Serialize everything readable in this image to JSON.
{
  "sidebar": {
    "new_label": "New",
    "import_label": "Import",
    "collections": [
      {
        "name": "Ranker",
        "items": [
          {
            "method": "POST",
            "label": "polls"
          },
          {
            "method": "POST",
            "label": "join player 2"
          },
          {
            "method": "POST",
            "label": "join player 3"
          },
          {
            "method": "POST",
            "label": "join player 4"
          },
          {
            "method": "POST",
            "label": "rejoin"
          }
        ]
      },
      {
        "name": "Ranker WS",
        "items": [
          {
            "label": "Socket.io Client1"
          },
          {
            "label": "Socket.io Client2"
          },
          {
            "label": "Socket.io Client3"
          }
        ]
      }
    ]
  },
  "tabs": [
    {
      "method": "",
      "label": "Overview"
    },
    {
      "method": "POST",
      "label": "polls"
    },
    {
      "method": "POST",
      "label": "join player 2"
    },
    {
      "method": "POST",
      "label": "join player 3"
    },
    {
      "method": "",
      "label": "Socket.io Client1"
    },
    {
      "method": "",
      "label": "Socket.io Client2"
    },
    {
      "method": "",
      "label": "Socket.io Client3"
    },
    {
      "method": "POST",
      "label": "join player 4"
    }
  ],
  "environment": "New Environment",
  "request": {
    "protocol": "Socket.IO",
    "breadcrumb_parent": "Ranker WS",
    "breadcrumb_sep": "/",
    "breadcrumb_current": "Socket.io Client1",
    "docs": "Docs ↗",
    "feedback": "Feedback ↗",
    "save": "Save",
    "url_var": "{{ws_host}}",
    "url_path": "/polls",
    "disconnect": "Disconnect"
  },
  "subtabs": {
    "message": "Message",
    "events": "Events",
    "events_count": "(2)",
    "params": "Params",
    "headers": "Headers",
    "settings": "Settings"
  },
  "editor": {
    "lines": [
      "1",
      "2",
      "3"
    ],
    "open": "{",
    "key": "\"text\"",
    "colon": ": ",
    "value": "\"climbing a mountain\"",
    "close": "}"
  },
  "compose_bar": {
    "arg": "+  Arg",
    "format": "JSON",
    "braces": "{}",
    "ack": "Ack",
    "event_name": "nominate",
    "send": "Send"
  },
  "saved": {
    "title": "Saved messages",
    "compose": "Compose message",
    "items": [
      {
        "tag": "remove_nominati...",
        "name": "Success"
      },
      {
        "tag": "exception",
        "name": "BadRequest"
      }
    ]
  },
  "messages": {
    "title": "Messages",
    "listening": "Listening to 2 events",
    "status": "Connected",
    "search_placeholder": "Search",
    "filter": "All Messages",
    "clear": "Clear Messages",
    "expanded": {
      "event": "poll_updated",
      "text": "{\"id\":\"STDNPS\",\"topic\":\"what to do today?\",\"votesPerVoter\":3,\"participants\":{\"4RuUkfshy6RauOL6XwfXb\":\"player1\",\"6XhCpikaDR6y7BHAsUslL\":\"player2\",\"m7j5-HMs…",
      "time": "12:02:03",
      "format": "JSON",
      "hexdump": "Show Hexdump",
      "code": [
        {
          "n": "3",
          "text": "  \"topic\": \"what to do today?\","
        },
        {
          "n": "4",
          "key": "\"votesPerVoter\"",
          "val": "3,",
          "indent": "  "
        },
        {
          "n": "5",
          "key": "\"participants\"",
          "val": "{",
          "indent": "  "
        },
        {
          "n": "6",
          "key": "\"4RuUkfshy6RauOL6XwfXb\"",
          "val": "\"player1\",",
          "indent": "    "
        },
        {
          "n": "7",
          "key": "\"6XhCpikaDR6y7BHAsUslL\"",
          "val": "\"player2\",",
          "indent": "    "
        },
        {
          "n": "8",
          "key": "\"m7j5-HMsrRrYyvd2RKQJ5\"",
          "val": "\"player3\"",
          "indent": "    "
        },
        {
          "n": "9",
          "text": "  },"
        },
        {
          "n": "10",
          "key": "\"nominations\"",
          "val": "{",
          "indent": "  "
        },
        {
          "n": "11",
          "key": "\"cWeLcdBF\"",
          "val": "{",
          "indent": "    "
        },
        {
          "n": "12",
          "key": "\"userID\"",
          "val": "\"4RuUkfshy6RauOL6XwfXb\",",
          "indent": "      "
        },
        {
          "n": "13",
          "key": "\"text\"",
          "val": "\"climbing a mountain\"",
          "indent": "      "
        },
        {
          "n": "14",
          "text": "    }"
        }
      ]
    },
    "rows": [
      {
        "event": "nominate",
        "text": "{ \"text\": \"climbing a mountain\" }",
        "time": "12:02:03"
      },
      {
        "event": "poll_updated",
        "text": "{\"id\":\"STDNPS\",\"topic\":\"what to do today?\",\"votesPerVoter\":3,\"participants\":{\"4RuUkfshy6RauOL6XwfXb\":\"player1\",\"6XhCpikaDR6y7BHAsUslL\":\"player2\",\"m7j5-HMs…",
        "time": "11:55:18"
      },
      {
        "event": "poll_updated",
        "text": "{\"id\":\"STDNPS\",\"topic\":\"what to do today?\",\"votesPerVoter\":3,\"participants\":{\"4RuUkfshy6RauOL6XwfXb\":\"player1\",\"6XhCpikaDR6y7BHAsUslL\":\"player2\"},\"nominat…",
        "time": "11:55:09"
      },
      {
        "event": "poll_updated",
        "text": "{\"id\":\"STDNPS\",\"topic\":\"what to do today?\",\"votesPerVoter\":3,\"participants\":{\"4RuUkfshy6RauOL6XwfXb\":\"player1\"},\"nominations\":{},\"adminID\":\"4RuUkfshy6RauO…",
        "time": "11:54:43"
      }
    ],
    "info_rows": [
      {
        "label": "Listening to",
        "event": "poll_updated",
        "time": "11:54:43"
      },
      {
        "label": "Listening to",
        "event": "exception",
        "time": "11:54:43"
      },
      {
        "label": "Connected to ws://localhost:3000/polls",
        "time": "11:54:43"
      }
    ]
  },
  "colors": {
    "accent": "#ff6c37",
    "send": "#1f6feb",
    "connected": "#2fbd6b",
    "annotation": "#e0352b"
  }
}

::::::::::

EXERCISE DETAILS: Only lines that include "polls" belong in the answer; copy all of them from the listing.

YOUR RESPONSE:
            "label": "polls"
      "label": "polls"
    "url_path": "/polls",
        "label": "Connected to ws://localhost:3000/polls",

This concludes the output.